“Big Data’s Biggest Role: Aligning the CMO and CIO,” a new report from the Chief Marketing Officer Council and SAS Institute, revealed that 85% of CMOs and CIOs surveyed say they’re still challenged with alignment. What’s more, only 41% of senior marketers say they’re aligned with their IT counterparts, while 39% of senior IT executives report alignment with marketing.
This isn’t a new issue, but it’s still a troubling one. At the core of this lack of alignment is a shared belief that marketing and IT aren’t “highly effective partners, more often struggling to achieve common goals in the race to adopt and keep pace with rapidly evolving digital marketing capabilities,” according to the report.
A bright spot in the findings? The chasm between the two departments might just be closing.
“In fact, the two are fundamentally in agreement about key direction, strategy and even roles in the advancement of technology and the criticality of data across the organization,” as written in the report summary. “What is lacking is the mandate that customer centricity is the core value, goal and direction of the organization, eliminating any of the barriers to partnership and aligning both CMO and CIO around the data that powers the customer-centric enterprise.”
This sort of separation via silo isn’t only confined to the marketing and IT departments—yet collaboration between these two departments isn’t going to become any less important. Data drives business decisions, including marketing strategy—and a company’s IT department typically has the keys to the sort of stats and insight that the marketing team needs to be more successful.

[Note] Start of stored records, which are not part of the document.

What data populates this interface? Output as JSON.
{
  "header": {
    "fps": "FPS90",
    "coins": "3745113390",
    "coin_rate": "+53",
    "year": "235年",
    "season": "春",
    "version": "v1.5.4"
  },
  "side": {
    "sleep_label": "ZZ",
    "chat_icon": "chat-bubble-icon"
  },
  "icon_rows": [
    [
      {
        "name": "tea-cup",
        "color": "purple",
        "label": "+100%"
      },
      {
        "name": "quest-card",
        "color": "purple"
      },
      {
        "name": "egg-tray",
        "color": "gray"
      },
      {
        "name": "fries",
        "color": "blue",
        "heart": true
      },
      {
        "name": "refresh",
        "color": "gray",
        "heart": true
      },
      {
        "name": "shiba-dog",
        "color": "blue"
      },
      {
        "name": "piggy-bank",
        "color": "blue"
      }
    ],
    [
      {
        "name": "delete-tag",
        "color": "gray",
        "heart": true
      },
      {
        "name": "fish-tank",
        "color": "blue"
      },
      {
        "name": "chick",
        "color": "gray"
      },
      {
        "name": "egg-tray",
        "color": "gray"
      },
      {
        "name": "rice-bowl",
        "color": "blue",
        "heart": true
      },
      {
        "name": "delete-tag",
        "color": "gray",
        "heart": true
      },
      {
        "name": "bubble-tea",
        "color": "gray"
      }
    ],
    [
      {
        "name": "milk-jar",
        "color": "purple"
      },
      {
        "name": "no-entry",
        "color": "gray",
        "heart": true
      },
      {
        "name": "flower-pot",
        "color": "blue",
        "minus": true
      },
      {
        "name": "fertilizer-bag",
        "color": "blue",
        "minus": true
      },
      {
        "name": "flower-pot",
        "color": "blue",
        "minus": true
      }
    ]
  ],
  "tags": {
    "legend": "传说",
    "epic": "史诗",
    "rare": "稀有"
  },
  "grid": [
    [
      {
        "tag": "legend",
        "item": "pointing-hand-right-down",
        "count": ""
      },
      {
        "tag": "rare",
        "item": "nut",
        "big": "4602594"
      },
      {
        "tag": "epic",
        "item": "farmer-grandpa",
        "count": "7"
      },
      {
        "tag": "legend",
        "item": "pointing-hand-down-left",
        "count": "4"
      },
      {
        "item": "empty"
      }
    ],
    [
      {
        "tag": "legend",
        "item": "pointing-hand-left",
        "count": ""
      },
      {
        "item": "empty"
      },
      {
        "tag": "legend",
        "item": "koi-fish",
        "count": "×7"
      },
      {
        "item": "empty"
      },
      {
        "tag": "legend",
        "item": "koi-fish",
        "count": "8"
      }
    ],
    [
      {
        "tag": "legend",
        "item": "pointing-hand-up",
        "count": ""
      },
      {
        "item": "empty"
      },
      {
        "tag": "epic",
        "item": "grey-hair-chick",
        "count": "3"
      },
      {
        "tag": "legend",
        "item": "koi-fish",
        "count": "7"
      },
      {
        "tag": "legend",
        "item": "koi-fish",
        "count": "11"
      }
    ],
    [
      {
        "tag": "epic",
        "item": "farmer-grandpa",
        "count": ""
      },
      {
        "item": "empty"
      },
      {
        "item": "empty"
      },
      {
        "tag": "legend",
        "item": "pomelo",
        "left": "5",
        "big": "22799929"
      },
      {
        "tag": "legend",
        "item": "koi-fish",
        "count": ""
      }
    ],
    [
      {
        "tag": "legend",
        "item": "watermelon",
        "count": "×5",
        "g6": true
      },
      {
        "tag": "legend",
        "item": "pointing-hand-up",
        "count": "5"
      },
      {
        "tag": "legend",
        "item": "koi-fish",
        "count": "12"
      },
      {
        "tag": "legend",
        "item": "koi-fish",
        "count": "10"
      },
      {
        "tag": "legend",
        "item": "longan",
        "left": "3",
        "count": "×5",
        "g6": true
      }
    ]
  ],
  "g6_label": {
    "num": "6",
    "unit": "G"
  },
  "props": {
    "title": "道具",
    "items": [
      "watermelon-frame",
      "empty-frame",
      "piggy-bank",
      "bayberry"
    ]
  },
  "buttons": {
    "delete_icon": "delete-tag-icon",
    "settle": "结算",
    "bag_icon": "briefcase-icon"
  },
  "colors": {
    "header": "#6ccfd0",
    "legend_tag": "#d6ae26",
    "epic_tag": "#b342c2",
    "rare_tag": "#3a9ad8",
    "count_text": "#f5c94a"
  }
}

Big data might just be the unification point for these two entities, as highlighted by the CMO Council:
“But it is around big data that we find the most common ground for the two functions—and also the strongest tie that will bind the two roles together. According to 61% of marketers and 60% of IT executives, big data represents equal parts opportunity and obstacle, as many are struggling to manage the complexity, flow, aggregation and analytics of the massive amounts of both structured and unstructured data flowing into the organization.”
Take a few minutes and download the (free) executive summary of the report—it’s packed with statistics that I think you’ll find interesting, especially if you’re in marketing or IT.
In the meantime, I’d love to know if this report mirrors your own experience. Are your marketing and IT departments aligned? If not, what do you think needs to happen in order to foster increased collaboration?